Segment Open

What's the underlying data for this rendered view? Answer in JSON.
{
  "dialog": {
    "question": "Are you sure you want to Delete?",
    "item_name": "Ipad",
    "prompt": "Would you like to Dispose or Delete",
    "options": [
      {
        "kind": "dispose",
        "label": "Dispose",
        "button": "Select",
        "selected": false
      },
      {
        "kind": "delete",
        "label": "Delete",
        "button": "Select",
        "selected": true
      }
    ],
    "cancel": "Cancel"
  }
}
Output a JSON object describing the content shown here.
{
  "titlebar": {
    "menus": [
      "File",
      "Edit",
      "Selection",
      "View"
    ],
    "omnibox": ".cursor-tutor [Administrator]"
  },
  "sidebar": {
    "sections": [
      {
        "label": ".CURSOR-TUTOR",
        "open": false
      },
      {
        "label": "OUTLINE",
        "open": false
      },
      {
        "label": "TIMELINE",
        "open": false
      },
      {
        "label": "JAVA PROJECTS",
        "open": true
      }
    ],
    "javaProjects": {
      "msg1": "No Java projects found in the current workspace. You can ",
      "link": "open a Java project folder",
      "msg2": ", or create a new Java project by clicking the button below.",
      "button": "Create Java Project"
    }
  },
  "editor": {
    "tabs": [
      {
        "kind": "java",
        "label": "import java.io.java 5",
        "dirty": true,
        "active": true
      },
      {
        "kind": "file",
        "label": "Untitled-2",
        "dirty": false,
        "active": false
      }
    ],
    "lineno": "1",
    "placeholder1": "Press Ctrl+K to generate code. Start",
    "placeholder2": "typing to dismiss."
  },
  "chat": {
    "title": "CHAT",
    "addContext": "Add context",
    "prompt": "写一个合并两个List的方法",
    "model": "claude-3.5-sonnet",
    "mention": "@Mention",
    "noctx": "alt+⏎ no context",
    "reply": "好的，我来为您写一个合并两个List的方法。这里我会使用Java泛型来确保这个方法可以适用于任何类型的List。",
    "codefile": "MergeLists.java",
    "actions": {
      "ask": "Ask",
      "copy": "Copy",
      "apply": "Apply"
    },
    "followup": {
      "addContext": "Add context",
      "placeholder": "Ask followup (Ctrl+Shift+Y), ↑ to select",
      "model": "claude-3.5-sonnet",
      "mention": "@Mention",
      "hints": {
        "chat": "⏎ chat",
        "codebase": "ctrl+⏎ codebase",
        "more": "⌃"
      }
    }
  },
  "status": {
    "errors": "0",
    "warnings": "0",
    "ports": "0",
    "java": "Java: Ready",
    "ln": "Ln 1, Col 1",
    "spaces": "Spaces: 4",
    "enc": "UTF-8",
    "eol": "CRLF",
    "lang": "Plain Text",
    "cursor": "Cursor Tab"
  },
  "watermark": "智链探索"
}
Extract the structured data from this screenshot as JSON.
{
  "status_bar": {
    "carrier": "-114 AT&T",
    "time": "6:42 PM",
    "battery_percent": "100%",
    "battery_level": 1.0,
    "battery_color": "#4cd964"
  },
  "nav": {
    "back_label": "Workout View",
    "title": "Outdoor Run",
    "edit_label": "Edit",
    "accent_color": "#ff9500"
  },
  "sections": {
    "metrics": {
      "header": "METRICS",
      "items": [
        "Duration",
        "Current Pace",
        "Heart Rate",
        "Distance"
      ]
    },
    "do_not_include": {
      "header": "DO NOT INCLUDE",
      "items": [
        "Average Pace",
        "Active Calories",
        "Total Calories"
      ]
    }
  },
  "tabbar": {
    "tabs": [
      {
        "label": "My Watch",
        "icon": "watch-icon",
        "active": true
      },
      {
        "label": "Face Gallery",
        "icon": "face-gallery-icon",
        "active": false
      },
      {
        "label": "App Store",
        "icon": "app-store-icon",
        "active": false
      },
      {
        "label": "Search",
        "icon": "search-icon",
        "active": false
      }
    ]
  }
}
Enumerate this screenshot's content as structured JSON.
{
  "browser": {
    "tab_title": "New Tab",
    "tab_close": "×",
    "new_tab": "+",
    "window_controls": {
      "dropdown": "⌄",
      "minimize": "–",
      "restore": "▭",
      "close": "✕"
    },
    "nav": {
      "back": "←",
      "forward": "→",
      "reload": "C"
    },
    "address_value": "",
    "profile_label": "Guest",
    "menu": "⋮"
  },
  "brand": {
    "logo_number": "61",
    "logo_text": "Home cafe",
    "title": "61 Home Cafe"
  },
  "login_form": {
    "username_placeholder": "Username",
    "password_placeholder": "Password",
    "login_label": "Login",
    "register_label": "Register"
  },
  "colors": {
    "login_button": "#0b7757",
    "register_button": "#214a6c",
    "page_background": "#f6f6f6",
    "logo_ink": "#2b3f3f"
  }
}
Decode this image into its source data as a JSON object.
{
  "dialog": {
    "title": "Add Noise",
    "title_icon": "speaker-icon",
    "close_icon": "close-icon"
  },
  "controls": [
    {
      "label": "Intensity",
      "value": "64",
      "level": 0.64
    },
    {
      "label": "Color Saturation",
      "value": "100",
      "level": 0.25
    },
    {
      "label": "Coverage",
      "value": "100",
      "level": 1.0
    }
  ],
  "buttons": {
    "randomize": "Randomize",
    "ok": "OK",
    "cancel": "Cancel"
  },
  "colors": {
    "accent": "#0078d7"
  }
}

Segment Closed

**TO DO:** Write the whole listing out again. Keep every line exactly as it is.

**RESPONSE TO THE TASK:**
What's the underlying data for this rendered view? Answer in JSON.
{
  "dialog": {
    "question": "Are you sure you want to Delete?",
    "item_name": "Ipad",
    "prompt": "Would you like to Dispose or Delete",
    "options": [
      {
        "kind": "dispose",
        "label": "Dispose",
        "button": "Select",
        "selected": false
      },
      {
        "kind": "delete",
        "label": "Delete",
        "button": "Select",
        "selected": true
      }
    ],
    "cancel": "Cancel"
  }
}
Output a JSON object describing the content shown here.
{
  "titlebar": {
    "menus": [
      "File",
      "Edit",
      "Selection",
      "View"
    ],
    "omnibox": ".cursor-tutor [Administrator]"
  },
  "sidebar": {
    "sections": [
      {
        "label": ".CURSOR-TUTOR",
        "open": false
      },
      {
        "label": "OUTLINE",
        "open": false
      },
      {
        "label": "TIMELINE",
        "open": false
      },
      {
        "label": "JAVA PROJECTS",
        "open": true
      }
    ],
    "javaProjects": {
      "msg1": "No Java projects found in the current workspace. You can ",
      "link": "open a Java project folder",
      "msg2": ", or create a new Java project by clicking the button below.",
      "button": "Create Java Project"
    }
  },
  "editor": {
    "tabs": [
      {
        "kind": "java",
        "label": "import java.io.java 5",
        "dirty": true,
        "active": true
      },
      {
        "kind": "file",
        "label": "Untitled-2",
        "dirty": false,
        "active": false
      }
    ],
    "lineno": "1",
    "placeholder1": "Press Ctrl+K to generate code. Start",
    "placeholder2": "typing to dismiss."
  },
  "chat": {
    "title": "CHAT",
    "addContext": "Add context",
    "prompt": "写一个合并两个List的方法",
    "model": "claude-3.5-sonnet",
    "mention": "@Mention",
    "noctx": "alt+⏎ no context",
    "reply": "好的，我来为您写一个合并两个List的方法。这里我会使用Java泛型来确保这个方法可以适用于任何类型的List。",
    "codefile": "MergeLists.java",
    "actions": {
      "ask": "Ask",
      "copy": "Copy",
      "apply": "Apply"
    },
    "followup": {
      "addContext": "Add context",
      "placeholder": "Ask followup (Ctrl+Shift+Y), ↑ to select",
      "model": "claude-3.5-sonnet",
      "mention": "@Mention",
      "hints": {
        "chat": "⏎ chat",
        "codebase": "ctrl+⏎ codebase",
        "more": "⌃"
      }
    }
  },
  "status": {
    "errors": "0",
    "warnings": "0",
    "ports": "0",
    "java": "Java: Ready",
    "ln": "Ln 1, Col 1",
    "spaces": "Spaces: 4",
    "enc": "UTF-8",
    "eol": "CRLF",
    "lang": "Plain Text",
    "cursor": "Cursor Tab"
  },
  "watermark": "智链探索"
}
Extract the structured data from this screenshot as JSON.
{
  "status_bar": {
    "carrier": "-114 AT&T",
    "time": "6:42 PM",
    "battery_percent": "100%",
    "battery_level": 1.0,
    "battery_color": "#4cd964"
  },
  "nav": {
    "back_label": "Workout View",
    "title": "Outdoor Run",
    "edit_label": "Edit",
    "accent_color": "#ff9500"
  },
  "sections": {
    "metrics": {
      "header": "METRICS",
      "items": [
        "Duration",
        "Current Pace",
        "Heart Rate",
        "Distance"
      ]
    },
    "do_not_include": {
      "header": "DO NOT INCLUDE",
      "items": [
        "Average Pace",
        "Active Calories",
        "Total Calories"
      ]
    }
  },
  "tabbar": {
    "tabs": [
      {
        "label": "My Watch",
        "icon": "watch-icon",
        "active": true
      },
      {
        "label": "Face Gallery",
        "icon": "face-gallery-icon",
        "active": false
      },
      {
        "label": "App Store",
        "icon": "app-store-icon",
        "active": false
      },
      {
        "label": "Search",
        "icon": "search-icon",
        "active": false
      }
    ]
  }
}
Enumerate this screenshot's content as structured JSON.
{
  "browser": {
    "tab_title": "New Tab",
    "tab_close": "×",
    "new_tab": "+",
    "window_controls": {
      "dropdown": "⌄",
      "minimize": "–",
      "restore": "▭",
      "close": "✕"
    },
    "nav": {
      "back": "←",
      "forward": "→",
      "reload": "C"
    },
    "address_value": "",
    "profile_label": "Guest",
    "menu": "⋮"
  },
  "brand": {
    "logo_number": "61",
    "logo_text": "Home cafe",
    "title": "61 Home Cafe"
  },
  "login_form": {
    "username_placeholder": "Username",
    "password_placeholder": "Password",
    "login_label": "Login",
    "register_label": "Register"
  },
  "colors": {
    "login_button": "#0b7757",
    "register_button": "#214a6c",
    "page_background": "#f6f6f6",
    "logo_ink": "#2b3f3f"
  }
}
Decode this image into its source data as a JSON object.
{
  "dialog": {
    "title": "Add Noise",
    "title_icon": "speaker-icon",
    "close_icon": "close-icon"
  },
  "controls": [
    {
      "label": "Intensity",
      "value": "64",
      "level": 0.64
    },
    {
      "label": "Color Saturation",
      "value": "100",
      "level": 0.25
    },
    {
      "label": "Coverage",
      "value": "100",
      "level": 1.0
    }
  ],
  "buttons": {
    "randomize": "Randomize",
    "ok": "OK",
    "cancel": "Cancel"
  },
  "colors": {
    "accent": "#0078d7"
  }
}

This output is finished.